How to complete this task:
When a line in the entries contains the word "score", copy that line in full.

Excerpts from an interface dataset

========================

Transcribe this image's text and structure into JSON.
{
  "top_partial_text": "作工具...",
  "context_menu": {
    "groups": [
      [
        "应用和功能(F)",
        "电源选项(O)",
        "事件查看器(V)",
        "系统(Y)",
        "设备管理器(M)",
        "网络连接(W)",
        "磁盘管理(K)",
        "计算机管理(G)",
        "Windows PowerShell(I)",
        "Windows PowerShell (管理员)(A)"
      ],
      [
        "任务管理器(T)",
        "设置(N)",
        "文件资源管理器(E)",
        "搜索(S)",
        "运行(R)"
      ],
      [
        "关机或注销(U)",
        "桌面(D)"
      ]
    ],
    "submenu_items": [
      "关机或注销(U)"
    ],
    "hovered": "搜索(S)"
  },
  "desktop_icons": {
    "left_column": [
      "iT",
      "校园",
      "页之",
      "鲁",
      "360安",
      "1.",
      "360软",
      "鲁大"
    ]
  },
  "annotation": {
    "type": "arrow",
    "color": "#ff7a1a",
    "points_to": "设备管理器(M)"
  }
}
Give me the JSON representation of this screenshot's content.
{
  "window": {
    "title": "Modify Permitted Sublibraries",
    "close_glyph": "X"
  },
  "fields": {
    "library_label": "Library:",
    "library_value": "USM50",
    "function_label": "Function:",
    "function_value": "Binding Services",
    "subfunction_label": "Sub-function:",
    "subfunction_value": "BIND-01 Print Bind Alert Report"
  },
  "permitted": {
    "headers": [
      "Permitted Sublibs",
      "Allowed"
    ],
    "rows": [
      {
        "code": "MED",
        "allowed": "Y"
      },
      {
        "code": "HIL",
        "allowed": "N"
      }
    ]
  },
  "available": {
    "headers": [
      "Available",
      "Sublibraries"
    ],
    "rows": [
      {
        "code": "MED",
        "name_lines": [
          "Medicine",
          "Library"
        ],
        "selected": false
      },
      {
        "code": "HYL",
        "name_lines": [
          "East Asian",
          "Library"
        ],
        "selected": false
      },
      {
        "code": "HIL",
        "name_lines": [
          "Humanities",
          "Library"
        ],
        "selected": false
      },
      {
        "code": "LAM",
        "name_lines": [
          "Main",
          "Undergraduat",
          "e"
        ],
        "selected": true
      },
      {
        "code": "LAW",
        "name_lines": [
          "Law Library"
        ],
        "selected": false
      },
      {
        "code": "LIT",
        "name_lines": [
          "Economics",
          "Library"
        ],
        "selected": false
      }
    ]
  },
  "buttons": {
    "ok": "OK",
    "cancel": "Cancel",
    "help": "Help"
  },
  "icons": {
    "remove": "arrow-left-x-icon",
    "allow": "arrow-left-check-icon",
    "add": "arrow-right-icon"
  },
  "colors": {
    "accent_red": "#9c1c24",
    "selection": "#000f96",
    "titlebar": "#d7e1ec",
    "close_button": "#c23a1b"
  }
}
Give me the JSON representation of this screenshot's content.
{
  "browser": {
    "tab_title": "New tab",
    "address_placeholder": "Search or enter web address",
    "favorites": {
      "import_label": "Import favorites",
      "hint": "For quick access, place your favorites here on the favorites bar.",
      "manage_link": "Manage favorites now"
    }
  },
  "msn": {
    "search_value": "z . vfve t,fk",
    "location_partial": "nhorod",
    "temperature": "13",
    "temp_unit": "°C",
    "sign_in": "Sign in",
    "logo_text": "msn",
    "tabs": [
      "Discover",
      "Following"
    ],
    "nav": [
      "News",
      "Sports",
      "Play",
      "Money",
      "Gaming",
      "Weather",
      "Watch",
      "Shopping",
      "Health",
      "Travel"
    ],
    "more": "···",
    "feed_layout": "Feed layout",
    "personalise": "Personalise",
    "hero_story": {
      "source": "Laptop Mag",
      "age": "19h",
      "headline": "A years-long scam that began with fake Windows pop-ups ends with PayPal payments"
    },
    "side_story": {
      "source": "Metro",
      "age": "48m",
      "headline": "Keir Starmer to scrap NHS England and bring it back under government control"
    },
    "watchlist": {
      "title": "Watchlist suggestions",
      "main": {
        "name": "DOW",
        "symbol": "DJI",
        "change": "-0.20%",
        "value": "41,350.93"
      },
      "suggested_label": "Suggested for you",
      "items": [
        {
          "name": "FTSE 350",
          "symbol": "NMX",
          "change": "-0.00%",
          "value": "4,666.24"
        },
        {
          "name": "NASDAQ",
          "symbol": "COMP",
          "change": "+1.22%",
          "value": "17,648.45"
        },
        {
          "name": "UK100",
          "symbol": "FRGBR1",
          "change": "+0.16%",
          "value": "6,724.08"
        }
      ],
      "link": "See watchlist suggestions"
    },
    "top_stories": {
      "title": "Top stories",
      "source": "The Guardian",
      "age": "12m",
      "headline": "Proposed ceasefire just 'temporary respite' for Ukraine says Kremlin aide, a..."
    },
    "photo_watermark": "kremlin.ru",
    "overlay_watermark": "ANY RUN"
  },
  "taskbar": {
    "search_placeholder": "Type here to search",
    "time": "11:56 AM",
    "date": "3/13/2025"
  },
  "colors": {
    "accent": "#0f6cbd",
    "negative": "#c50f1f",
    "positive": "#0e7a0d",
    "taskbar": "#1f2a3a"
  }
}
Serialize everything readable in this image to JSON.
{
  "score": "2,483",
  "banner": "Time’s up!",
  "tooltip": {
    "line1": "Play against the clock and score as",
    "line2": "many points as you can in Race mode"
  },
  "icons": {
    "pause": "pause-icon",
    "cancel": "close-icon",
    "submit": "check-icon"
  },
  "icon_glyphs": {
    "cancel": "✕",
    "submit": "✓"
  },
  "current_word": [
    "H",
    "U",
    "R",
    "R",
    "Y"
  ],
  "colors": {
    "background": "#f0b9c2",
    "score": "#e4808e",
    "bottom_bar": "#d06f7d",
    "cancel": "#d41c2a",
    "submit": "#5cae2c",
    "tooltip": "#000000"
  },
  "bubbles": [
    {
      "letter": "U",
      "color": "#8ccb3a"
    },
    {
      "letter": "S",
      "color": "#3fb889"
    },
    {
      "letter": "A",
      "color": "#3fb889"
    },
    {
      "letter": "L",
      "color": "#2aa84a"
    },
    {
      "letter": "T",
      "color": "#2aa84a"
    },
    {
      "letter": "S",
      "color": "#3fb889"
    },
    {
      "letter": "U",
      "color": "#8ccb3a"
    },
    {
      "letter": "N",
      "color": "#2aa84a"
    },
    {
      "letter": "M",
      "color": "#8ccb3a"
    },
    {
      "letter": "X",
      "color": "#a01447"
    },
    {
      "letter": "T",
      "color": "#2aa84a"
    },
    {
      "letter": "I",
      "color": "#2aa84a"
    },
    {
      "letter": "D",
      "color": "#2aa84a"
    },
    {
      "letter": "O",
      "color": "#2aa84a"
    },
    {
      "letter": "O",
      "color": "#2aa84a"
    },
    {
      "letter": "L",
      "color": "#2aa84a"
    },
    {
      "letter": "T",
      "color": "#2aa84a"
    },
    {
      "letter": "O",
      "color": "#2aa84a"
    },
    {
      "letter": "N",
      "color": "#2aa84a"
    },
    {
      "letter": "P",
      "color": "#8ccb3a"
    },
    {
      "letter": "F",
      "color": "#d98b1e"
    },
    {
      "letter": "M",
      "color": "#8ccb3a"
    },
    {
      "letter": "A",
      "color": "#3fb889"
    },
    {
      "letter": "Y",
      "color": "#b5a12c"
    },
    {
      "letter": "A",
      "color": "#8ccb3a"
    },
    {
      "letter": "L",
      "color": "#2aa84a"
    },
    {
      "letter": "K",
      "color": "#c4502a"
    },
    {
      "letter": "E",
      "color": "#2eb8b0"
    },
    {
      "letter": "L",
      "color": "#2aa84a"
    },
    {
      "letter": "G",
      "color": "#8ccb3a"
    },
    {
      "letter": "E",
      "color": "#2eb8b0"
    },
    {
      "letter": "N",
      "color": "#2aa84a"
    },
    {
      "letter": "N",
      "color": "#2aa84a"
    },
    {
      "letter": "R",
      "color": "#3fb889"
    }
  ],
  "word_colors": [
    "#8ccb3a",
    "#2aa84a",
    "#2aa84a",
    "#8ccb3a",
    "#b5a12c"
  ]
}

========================

Answer below:
  "score": "2,483",
    "line1": "Play against the clock and score as",
    "score": "#e4808e",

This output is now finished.